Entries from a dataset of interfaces

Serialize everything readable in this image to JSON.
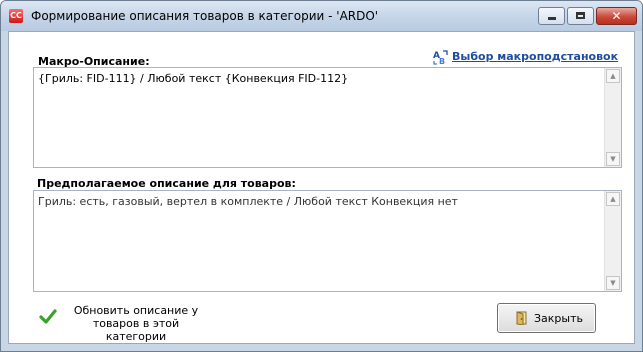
{
  "window": {
    "title": "Формирование описания товаров в категории - 'ARDO'",
    "app_icon_label": "CC",
    "close_glyph": "✕"
  },
  "macro": {
    "label": "Макро-Описание:",
    "value": "{Гриль: FID-111} / Любой текст {Конвекция FID-112}",
    "link_text": "Выбор макроподстановок"
  },
  "predicted": {
    "label": "Предполагаемое описание для товаров:",
    "value": "Гриль: есть, газовый, вертел в комплекте / Любой текст Конвекция нет"
  },
  "actions": {
    "update_label": "Обновить описание у товаров в этой категории",
    "close_label": "Закрыть"
  },
  "icons": {
    "app": "app-icon",
    "macro_link": "font-substitution-icon",
    "update": "checkmark-icon",
    "close": "close-door-icon",
    "scroll_up": "chevron-up-icon",
    "scroll_down": "chevron-down-icon"
  },
  "colors": {
    "link": "#1f4da3",
    "check": "#3aa12c",
    "titlebar": "#c8d7e9"
  }
}
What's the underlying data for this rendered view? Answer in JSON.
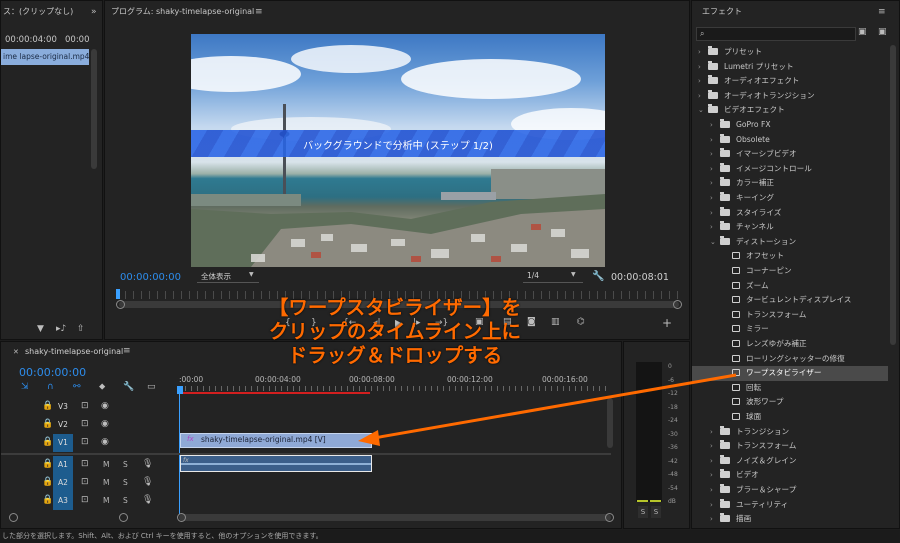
{
  "source_panel": {
    "title": "ス：(クリップなし)",
    "timecode_left": "00:00:04:00",
    "timecode_right": "00:00",
    "clip_name": "ime lapse-original.mp4"
  },
  "program": {
    "title": "プログラム: shaky-timelapse-original",
    "overlay_text": "バックグラウンドで分析中 (ステップ 1/2)",
    "timecode_current": "00:00:00:00",
    "fit_label": "全体表示",
    "resolution_label": "1/4",
    "timecode_duration": "00:00:08:01"
  },
  "timeline": {
    "tab_title": "shaky-timelapse-original",
    "timecode": "00:00:00:00",
    "ruler_labels": [
      ":00:00",
      "00:00:04:00",
      "00:00:08:00",
      "00:00:12:00",
      "00:00:16:00"
    ],
    "video_tracks": [
      "V3",
      "V2",
      "V1"
    ],
    "audio_tracks": [
      "A1",
      "A2",
      "A3"
    ],
    "track_toggles": {
      "mute": "M",
      "solo": "S"
    },
    "video_clip": {
      "label": "shaky-timelapse-original.mp4 [V]",
      "fx": "fx"
    },
    "audio_clip": {
      "fx": "fx"
    }
  },
  "meter": {
    "scale": [
      "0",
      "-6",
      "-12",
      "-18",
      "-24",
      "-30",
      "-36",
      "-42",
      "-48",
      "-54",
      "dB"
    ],
    "solo_buttons": [
      "S",
      "S"
    ]
  },
  "effects": {
    "title": "エフェクト",
    "search_value": "",
    "tree": [
      {
        "label": "プリセット",
        "depth": 0,
        "kind": "folder"
      },
      {
        "label": "Lumetri プリセット",
        "depth": 0,
        "kind": "folder"
      },
      {
        "label": "オーディオエフェクト",
        "depth": 0,
        "kind": "folder"
      },
      {
        "label": "オーディオトランジション",
        "depth": 0,
        "kind": "folder"
      },
      {
        "label": "ビデオエフェクト",
        "depth": 0,
        "kind": "folder",
        "open": true
      },
      {
        "label": "GoPro FX",
        "depth": 1,
        "kind": "folder"
      },
      {
        "label": "Obsolete",
        "depth": 1,
        "kind": "folder"
      },
      {
        "label": "イマーシブビデオ",
        "depth": 1,
        "kind": "folder"
      },
      {
        "label": "イメージコントロール",
        "depth": 1,
        "kind": "folder"
      },
      {
        "label": "カラー補正",
        "depth": 1,
        "kind": "folder"
      },
      {
        "label": "キーイング",
        "depth": 1,
        "kind": "folder"
      },
      {
        "label": "スタイライズ",
        "depth": 1,
        "kind": "folder"
      },
      {
        "label": "チャンネル",
        "depth": 1,
        "kind": "folder"
      },
      {
        "label": "ディストーション",
        "depth": 1,
        "kind": "folder",
        "open": true
      },
      {
        "label": "オフセット",
        "depth": 2,
        "kind": "effect"
      },
      {
        "label": "コーナーピン",
        "depth": 2,
        "kind": "effect"
      },
      {
        "label": "ズーム",
        "depth": 2,
        "kind": "effect"
      },
      {
        "label": "タービュレントディスプレイス",
        "depth": 2,
        "kind": "effect"
      },
      {
        "label": "トランスフォーム",
        "depth": 2,
        "kind": "effect"
      },
      {
        "label": "ミラー",
        "depth": 2,
        "kind": "effect"
      },
      {
        "label": "レンズゆがみ補正",
        "depth": 2,
        "kind": "effect"
      },
      {
        "label": "ローリングシャッターの修復",
        "depth": 2,
        "kind": "effect"
      },
      {
        "label": "ワープスタビライザー",
        "depth": 2,
        "kind": "effect",
        "selected": true
      },
      {
        "label": "回転",
        "depth": 2,
        "kind": "effect"
      },
      {
        "label": "波形ワープ",
        "depth": 2,
        "kind": "effect"
      },
      {
        "label": "球面",
        "depth": 2,
        "kind": "effect"
      },
      {
        "label": "トランジション",
        "depth": 1,
        "kind": "folder"
      },
      {
        "label": "トランスフォーム",
        "depth": 1,
        "kind": "folder"
      },
      {
        "label": "ノイズ＆グレイン",
        "depth": 1,
        "kind": "folder"
      },
      {
        "label": "ビデオ",
        "depth": 1,
        "kind": "folder"
      },
      {
        "label": "ブラー＆シャープ",
        "depth": 1,
        "kind": "folder"
      },
      {
        "label": "ユーティリティ",
        "depth": 1,
        "kind": "folder"
      },
      {
        "label": "描画",
        "depth": 1,
        "kind": "folder"
      }
    ]
  },
  "annotation": {
    "lines": [
      "【ワープスタビライザー】を",
      "クリップのタイムライン上に",
      "ドラッグ＆ドロップする"
    ]
  },
  "status_bar": {
    "text": "した部分を選択します。Shift、Alt、および Ctrl キーを使用すると、他のオプションを使用できます。"
  },
  "colors": {
    "accent_blue": "#2d8ceb",
    "annotation_orange": "#ff6a00",
    "playhead_blue": "#3aa0ff",
    "track_select": "#1d5c8e",
    "clip_blue": "#8fa9d6"
  }
}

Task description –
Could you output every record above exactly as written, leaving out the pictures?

Task solution –
Serialize everything readable in this image to JSON.
{
  "window": {
    "title": "Формирование описания товаров в категории - 'ARDO'",
    "app_icon_label": "CC",
    "close_glyph": "✕"
  },
  "macro": {
    "label": "Макро-Описание:",
    "value": "{Гриль: FID-111} / Любой текст {Конвекция FID-112}",
    "link_text": "Выбор макроподстановок"
  },
  "predicted": {
    "label": "Предполагаемое описание для товаров:",
    "value": "Гриль: есть, газовый, вертел в комплекте / Любой текст Конвекция нет"
  },
  "actions": {
    "update_label": "Обновить описание у товаров в этой категории",
    "close_label": "Закрыть"
  },
  "icons": {
    "app": "app-icon",
    "macro_link": "font-substitution-icon",
    "update": "checkmark-icon",
    "close": "close-door-icon",
    "scroll_up": "chevron-up-icon",
    "scroll_down": "chevron-down-icon"
  },
  "colors": {
    "link": "#1f4da3",
    "check": "#3aa12c",
    "titlebar": "#c8d7e9"
  }
}
What's the underlying data for this rendered view? Answer in JSON.
{
  "source_panel": {
    "title": "ス：(クリップなし)",
    "timecode_left": "00:00:04:00",
    "timecode_right": "00:00",
    "clip_name": "ime lapse-original.mp4"
  },
  "program": {
    "title": "プログラム: shaky-timelapse-original",
    "overlay_text": "バックグラウンドで分析中 (ステップ 1/2)",
    "timecode_current": "00:00:00:00",
    "fit_label": "全体表示",
    "resolution_label": "1/4",
    "timecode_duration": "00:00:08:01"
  },
  "timeline": {
    "tab_title": "shaky-timelapse-original",
    "timecode": "00:00:00:00",
    "ruler_labels": [
      ":00:00",
      "00:00:04:00",
      "00:00:08:00",
      "00:00:12:00",
      "00:00:16:00"
    ],
    "video_tracks": [
      "V3",
      "V2",
      "V1"
    ],
    "audio_tracks": [
      "A1",
      "A2",
      "A3"
    ],
    "track_toggles": {
      "mute": "M",
      "solo": "S"
    },
    "video_clip": {
      "label": "shaky-timelapse-original.mp4 [V]",
      "fx": "fx"
    },
    "audio_clip": {
      "fx": "fx"
    }
  },
  "meter": {
    "scale": [
      "0",
      "-6",
      "-12",
      "-18",
      "-24",
      "-30",
      "-36",
      "-42",
      "-48",
      "-54",
      "dB"
    ],
    "solo_buttons": [
      "S",
      "S"
    ]
  },
  "effects": {
    "title": "エフェクト",
    "search_value": "",
    "tree": [
      {
        "label": "プリセット",
        "depth": 0,
        "kind": "folder"
      },
      {
        "label": "Lumetri プリセット",
        "depth": 0,
        "kind": "folder"
      },
      {
        "label": "オーディオエフェクト",
        "depth": 0,
        "kind": "folder"
      },
      {
        "label": "オーディオトランジション",
        "depth": 0,
        "kind": "folder"
      },
      {
        "label": "ビデオエフェクト",
        "depth": 0,
        "kind": "folder",
        "open": true
      },
      {
        "label": "GoPro FX",
        "depth": 1,
        "kind": "folder"
      },
      {
        "label": "Obsolete",
        "depth": 1,
        "kind": "folder"
      },
      {
        "label": "イマーシブビデオ",
        "depth": 1,
        "kind": "folder"
      },
      {
        "label": "イメージコントロール",
        "depth": 1,
        "kind": "folder"
      },
      {
        "label": "カラー補正",
        "depth": 1,
        "kind": "folder"
      },
      {
        "label": "キーイング",
        "depth": 1,
        "kind": "folder"
      },
      {
        "label": "スタイライズ",
        "depth": 1,
        "kind": "folder"
      },
      {
        "label": "チャンネル",
        "depth": 1,
        "kind": "folder"
      },
      {
        "label": "ディストーション",
        "depth": 1,
        "kind": "folder",
        "open": true
      },
      {
        "label": "オフセット",
        "depth": 2,
        "kind": "effect"
      },
      {
        "label": "コーナーピン",
        "depth": 2,
        "kind": "effect"
      },
      {
        "label": "ズーム",
        "depth": 2,
        "kind": "effect"
      },
      {
        "label": "タービュレントディスプレイス",
        "depth": 2,
        "kind": "effect"
      },
      {
        "label": "トランスフォーム",
        "depth": 2,
        "kind": "effect"
      },
      {
        "label": "ミラー",
        "depth": 2,
        "kind": "effect"
      },
      {
        "label": "レンズゆがみ補正",
        "depth": 2,
        "kind": "effect"
      },
      {
        "label": "ローリングシャッターの修復",
        "depth": 2,
        "kind": "effect"
      },
      {
        "label": "ワープスタビライザー",
        "depth": 2,
        "kind": "effect",
        "selected": true
      },
      {
        "label": "回転",
        "depth": 2,
        "kind": "effect"
      },
      {
        "label": "波形ワープ",
        "depth": 2,
        "kind": "effect"
      },
      {
        "label": "球面",
        "depth": 2,
        "kind": "effect"
      },
      {
        "label": "トランジション",
        "depth": 1,
        "kind": "folder"
      },
      {
        "label": "トランスフォーム",
        "depth": 1,
        "kind": "folder"
      },
      {
        "label": "ノイズ＆グレイン",
        "depth": 1,
        "kind": "folder"
      },
      {
        "label": "ビデオ",
        "depth": 1,
        "kind": "folder"
      },
      {
        "label": "ブラー＆シャープ",
        "depth": 1,
        "kind": "folder"
      },
      {
        "label": "ユーティリティ",
        "depth": 1,
        "kind": "folder"
      },
      {
        "label": "描画",
        "depth": 1,
        "kind": "folder"
      }
    ]
  },
  "annotation": {
    "lines": [
      "【ワープスタビライザー】を",
      "クリップのタイムライン上に",
      "ドラッグ＆ドロップする"
    ]
  },
  "status_bar": {
    "text": "した部分を選択します。Shift、Alt、および Ctrl キーを使用すると、他のオプションを使用できます。"
  },
  "colors": {
    "accent_blue": "#2d8ceb",
    "annotation_orange": "#ff6a00",
    "playhead_blue": "#3aa0ff",
    "track_select": "#1d5c8e",
    "clip_blue": "#8fa9d6"
  }
}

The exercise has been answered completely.